One of the most popular tours in Dublin is the Guinness Storehouse. Visit all seven floors and learn how Arthur Guinness made a smart investment with a small inheritance and created the most successful brewery in Ireland. The end of the tour takes guests to the rooftop bar where they can have a taste. From there, it is off to Trinity College, which was founded in 1592 and continues to educate the elite today. One standout feature is its library, which holds 5 million printed copies of journals, manuscripts, and maps collected over the last several hundred years. The library is open to anyone wanting to study the exhibitions or those in need of research material. According to its website, it attracts hundreds of thousands of visitors each year.

Guinness Storehouse Gravity Bar 

Complete your itinerary by visiting the Dublin Castle, St. Patrick’s Cathedral, and Dublin’s Antique Quarter for souvenirs. Dublin also offers plenty of places to eat. “There is a pub on every corner, and the food is marvelous,” Eileen says. “You can have breakfast at your bed and breakfast, then eat inexpensive meals in a pub.. The fish and chips are great — the chips are thin slices of potatoes that are not greasy and you can find them at every pub.”

The Dame District in Dublin is where travelers will find a lively nightlife and notable pubs like The Stag’s Head, a 19th-century pub that is just one room, for an authentic Irish experience.

It isn’t a true Irish vacation until you’ve experienced the countryside and learned why Ireland is called The Emerald Isle. “I do encourage people to rent a car and explore. Even though they drive on the opposite side and the roads are narrow, it’s part of the adventure,” Eileen says. “You will have a marvelous time no matter which part of Ireland you visit. The only mistake you can make is trying to see too much in one trip.”

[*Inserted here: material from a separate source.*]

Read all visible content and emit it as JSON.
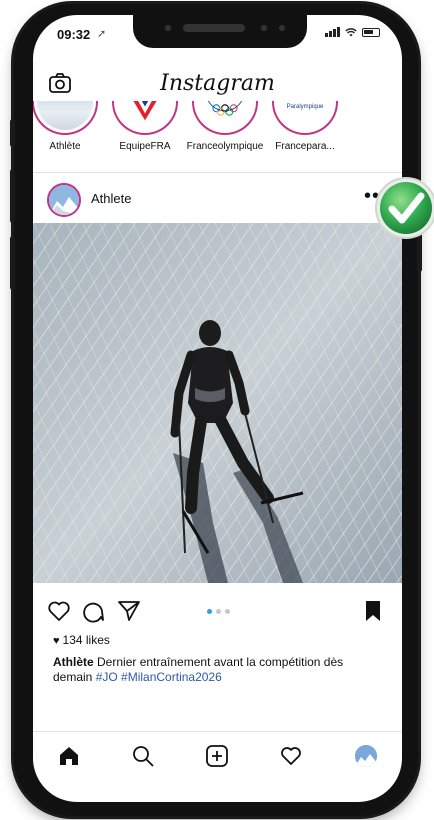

However, before heading out to explore the country, stop by one of the busiest tourist attractions, the Kilmainham Gaol (pronounced jail). About two miles from the Dublin City Centre stands the jail that held Irish rebels as well as men, women, and children convicted of crimes ranging from stealing food to murder. Kilmainham Gaol opened its doors in 1796 and closed in 1924; it now serves as a museum and holds letters from past prisoners and other artifacts left behind or donated. Eileen suggests getting there early as it is popular, and pre-booking tickets is recommended by the museum to secure your desired day and time.

Further out from Dublin visitors can get a feel for Irish life. “You can stop at horse farms, see the Cliffs of Moher, and sheep being sheared,” Eileen explains. “In the southern part of Ireland there is Killarney National Park, which is beautiful, and Rock of Cashel.”

Landscape with boat at the Killarney Lake in County Kerry, Ireland.

To complete the countryside endeavor, stay in a castle with views of Ireland’s rolling hills. Eileen enjoyed her stay in Adare Manor Castle, which houses 365 stained glass windows and 52 chimneys, giving it the name Calendar House.

Castles and ruins can be found all throughout Ireland for those who can slow down and wander the countryside. As Eileen says, “Take your time and enjoy the scenery.”